## Activity:
Whichever lines include the word "chevron", copy them as they appear in the data.

+ + +

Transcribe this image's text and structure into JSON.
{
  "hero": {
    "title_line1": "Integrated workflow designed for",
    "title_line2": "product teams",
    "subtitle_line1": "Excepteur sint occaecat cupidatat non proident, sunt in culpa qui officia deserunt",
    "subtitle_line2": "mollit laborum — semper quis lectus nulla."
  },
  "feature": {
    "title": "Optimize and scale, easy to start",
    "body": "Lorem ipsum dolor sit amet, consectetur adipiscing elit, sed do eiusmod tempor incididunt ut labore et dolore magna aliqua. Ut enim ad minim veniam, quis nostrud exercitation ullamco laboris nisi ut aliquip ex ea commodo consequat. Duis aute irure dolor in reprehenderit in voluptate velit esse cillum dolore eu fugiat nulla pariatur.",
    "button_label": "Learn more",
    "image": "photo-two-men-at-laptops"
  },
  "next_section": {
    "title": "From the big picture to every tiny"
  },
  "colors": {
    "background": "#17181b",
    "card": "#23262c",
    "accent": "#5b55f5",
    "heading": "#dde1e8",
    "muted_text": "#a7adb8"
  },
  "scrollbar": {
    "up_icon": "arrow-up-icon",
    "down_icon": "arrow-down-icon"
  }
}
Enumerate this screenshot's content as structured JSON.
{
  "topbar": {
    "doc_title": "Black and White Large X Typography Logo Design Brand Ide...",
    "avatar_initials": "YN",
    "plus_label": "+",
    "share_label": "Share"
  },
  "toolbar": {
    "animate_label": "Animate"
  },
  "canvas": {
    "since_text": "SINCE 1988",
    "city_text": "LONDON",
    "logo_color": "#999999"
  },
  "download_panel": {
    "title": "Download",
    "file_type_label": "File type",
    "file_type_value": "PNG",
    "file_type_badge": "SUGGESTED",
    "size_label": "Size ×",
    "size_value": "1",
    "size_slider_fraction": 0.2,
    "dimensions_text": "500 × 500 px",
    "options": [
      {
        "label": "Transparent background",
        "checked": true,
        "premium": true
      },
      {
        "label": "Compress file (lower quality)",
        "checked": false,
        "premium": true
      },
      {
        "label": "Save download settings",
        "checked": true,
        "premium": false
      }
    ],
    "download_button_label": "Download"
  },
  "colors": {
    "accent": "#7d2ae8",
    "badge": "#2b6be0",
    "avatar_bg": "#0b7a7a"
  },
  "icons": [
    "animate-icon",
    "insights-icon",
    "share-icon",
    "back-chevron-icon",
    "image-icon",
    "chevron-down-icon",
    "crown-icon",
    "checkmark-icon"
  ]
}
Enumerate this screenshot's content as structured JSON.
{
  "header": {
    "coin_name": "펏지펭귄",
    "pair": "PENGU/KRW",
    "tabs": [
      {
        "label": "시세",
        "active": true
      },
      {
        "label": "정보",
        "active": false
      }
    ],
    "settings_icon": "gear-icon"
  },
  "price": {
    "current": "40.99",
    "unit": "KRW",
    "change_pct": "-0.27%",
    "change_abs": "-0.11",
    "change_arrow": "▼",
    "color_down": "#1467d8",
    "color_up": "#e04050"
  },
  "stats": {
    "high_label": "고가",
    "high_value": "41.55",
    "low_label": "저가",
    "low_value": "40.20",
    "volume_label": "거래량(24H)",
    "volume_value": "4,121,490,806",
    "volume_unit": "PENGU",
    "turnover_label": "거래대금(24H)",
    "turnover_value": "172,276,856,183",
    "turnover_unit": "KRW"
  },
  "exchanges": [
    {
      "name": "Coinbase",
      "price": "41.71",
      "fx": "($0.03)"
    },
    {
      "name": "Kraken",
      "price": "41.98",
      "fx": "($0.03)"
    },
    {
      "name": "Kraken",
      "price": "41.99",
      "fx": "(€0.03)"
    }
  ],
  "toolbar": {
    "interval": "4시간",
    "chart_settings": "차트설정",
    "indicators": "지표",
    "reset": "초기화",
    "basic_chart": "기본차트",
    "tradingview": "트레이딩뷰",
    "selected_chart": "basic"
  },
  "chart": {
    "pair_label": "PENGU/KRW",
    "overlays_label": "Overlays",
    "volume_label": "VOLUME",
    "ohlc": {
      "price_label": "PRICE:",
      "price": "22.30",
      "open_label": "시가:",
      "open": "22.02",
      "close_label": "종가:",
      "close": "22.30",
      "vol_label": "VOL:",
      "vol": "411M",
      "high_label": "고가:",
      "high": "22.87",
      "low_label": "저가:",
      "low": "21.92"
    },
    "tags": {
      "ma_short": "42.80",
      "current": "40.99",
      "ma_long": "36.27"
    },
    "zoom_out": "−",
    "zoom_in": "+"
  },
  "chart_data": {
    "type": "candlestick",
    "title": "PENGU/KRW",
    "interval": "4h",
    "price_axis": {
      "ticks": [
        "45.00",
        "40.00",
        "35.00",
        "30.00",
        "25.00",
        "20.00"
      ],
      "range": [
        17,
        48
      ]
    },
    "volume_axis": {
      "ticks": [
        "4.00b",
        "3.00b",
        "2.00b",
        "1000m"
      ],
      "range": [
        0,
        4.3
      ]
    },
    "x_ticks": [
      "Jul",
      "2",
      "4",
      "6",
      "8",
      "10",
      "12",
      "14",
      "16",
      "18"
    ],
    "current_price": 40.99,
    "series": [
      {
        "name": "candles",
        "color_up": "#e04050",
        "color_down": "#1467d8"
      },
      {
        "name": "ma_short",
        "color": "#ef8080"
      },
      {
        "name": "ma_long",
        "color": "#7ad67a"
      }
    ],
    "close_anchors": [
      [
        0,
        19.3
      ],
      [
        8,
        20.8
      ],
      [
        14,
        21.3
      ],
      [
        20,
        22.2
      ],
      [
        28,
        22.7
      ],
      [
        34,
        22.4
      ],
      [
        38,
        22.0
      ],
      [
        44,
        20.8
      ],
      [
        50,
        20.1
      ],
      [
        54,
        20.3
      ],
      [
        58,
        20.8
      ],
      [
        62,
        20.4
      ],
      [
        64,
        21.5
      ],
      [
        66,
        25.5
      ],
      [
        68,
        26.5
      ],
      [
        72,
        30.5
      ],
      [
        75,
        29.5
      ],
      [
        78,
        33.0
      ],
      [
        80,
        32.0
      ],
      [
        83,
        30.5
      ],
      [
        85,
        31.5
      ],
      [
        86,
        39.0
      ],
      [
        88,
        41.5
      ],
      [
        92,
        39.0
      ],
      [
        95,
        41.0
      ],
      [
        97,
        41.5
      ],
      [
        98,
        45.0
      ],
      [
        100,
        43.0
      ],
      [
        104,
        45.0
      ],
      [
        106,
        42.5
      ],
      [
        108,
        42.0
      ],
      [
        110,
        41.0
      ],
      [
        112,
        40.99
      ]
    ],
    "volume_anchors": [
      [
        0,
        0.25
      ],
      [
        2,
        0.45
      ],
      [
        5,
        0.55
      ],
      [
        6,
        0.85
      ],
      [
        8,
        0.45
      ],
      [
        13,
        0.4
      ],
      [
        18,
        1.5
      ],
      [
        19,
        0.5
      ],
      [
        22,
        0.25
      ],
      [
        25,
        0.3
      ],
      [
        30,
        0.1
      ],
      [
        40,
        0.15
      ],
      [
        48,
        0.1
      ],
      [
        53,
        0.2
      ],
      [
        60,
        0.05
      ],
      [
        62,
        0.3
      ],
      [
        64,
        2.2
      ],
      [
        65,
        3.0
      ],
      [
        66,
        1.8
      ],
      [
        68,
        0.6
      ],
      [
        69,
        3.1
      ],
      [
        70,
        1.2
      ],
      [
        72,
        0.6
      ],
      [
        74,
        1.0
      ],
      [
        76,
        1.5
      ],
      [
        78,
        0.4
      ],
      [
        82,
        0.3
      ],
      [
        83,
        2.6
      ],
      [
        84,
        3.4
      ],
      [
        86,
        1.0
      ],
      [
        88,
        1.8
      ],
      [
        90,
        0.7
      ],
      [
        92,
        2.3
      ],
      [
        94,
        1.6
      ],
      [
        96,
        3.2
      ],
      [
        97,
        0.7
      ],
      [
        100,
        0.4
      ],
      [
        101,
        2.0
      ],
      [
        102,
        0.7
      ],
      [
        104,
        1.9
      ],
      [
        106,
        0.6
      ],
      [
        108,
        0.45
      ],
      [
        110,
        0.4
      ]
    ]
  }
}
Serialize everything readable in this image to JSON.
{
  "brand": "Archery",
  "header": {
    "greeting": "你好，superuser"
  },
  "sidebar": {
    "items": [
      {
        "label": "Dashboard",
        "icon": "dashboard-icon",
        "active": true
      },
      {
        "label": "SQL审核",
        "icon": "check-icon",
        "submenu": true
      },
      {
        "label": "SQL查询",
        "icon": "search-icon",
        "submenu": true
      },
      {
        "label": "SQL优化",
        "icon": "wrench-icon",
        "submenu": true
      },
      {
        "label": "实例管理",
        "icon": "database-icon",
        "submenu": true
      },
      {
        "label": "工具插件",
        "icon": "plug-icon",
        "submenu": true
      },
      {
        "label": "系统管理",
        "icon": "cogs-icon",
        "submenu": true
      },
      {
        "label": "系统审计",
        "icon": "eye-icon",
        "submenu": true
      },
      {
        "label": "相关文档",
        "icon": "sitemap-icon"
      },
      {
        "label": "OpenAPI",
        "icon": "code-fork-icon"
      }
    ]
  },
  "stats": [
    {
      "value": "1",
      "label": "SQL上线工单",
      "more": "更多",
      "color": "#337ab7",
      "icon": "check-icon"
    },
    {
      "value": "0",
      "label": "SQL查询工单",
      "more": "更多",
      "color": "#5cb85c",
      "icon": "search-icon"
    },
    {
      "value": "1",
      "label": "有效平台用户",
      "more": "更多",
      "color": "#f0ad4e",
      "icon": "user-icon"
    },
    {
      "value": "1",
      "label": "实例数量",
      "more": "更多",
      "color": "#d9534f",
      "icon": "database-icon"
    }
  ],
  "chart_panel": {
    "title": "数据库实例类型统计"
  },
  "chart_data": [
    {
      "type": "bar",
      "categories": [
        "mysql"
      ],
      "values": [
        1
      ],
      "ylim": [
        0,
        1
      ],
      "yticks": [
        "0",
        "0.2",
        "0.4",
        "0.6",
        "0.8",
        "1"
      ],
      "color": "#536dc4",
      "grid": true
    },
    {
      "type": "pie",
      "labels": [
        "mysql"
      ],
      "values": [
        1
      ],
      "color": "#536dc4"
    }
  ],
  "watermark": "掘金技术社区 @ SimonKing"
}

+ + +

## Answer for this exercise:
    "back-chevron-icon",
    "chevron-down-icon",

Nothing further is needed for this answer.